Roberts No 146
by Pompie Burger
The fact that the Bateleur probably has the shortest tail of all the raptors doesn’t mean that its flying ability is hampered in any way. In fact, it is one of the most dexterous and able flyers in the raptor fraternity. Even for the novice birdwatcher, it is almost impossible not to identify this raptor in flight. It has an unmistakable short tail, pitch-black body and almost pure white underwing, with the thin, black trailing edge and the male’s rim a little wider than that of the female.
When perched, it is impossible to distinguish between the male and female Bateleur. Its Afrikaans name, berghaan – literally translated as mountain cock – is rather appropriate, firstly because of its almost bare red facial markings and red legs, and its habit of walking on the ground rather cockily, looking for titbits to feed on. The mountain (berg) part is, however, a misnomer, because these birds very seldom, if ever, occur in mountainous terrain, preferring woodland areas. Because of habitat differences, the distribution of Bateleurs and Verreaux’s Eagles seldom overlaps. In the north-eastern parts of Namibia Bateleurs are of the more common raptors, although, like so many of our raptors, they are on the decline and regarded as endangered.
They have a cowl of loose feathers on the head and around the face, which blows in the wind to make the head look bigger. The function of the cowl is not known; it is probably just for the show, considering the generic name of these birds, Therathopius, which means ‘pretty face’. Bateleurs’ nests are typical raptor’s nests with a stick platform in the canopies of large trees. They feed mainly on birds and small mammals, and are often seen at a kill, scavenging carrion. A study done on Bateleurs in the Kruger National Park in South Africa showed that they seldom if ever take to flight on overcast and rainy days. They love to sit with their wings spread open to sunbathe.
The name Bateleur was given by the famous French explorer, naturalist and author, Francois Levaillant. It means tightrope walker, and refers to the rocking flight action typical of these raptors.
This article appeared in the June/July ‘10 edition of Travel News Namibia.
About the author:
Based in Windhoek, Pompie Burger is an orthopaedic surgeon whose part-time passion is photography, in particular wildlife, and specifically birds. This regularly takes him to the most remote corners of the country, resulting in riveting images and articles.

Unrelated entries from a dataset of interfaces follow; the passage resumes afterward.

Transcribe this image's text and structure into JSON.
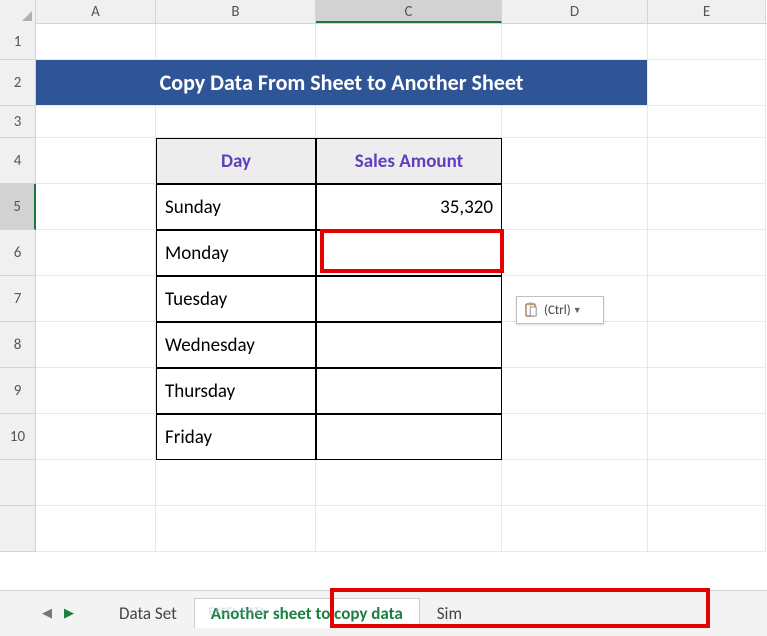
{
  "columns": {
    "A": "A",
    "B": "B",
    "C": "C",
    "D": "D",
    "E": "E"
  },
  "rows": {
    "r1": "1",
    "r2": "2",
    "r3": "3",
    "r4": "4",
    "r5": "5",
    "r6": "6",
    "r7": "7",
    "r8": "8",
    "r9": "9",
    "r10": "10"
  },
  "title": "Copy Data From Sheet to Another Sheet",
  "headers": {
    "day": "Day",
    "sales": "Sales Amount"
  },
  "data": {
    "days": [
      "Sunday",
      "Monday",
      "Tuesday",
      "Wednesday",
      "Thursday",
      "Friday"
    ],
    "sales": [
      "35,320",
      "",
      "",
      "",
      "",
      ""
    ]
  },
  "paste_popup": {
    "label": "(Ctrl)"
  },
  "tabs": {
    "t1": "Data Set",
    "t2": "Another sheet to copy data",
    "t3": "Sim"
  },
  "active_cell": "C5",
  "selected_row": 5,
  "selected_col": "C",
  "chart_data": {
    "type": "table",
    "title": "Copy Data From Sheet to Another Sheet",
    "columns": [
      "Day",
      "Sales Amount"
    ],
    "rows": [
      [
        "Sunday",
        35320
      ],
      [
        "Monday",
        null
      ],
      [
        "Tuesday",
        null
      ],
      [
        "Wednesday",
        null
      ],
      [
        "Thursday",
        null
      ],
      [
        "Friday",
        null
      ]
    ]
  }
}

Pompie is the author and photographer of the coffee table book Birds of Namibia, which was published in 2008. The book contains articles and photographs which attest to the insight and knowledge of an accomplished observer.
Read more of his articles in our Birding Section.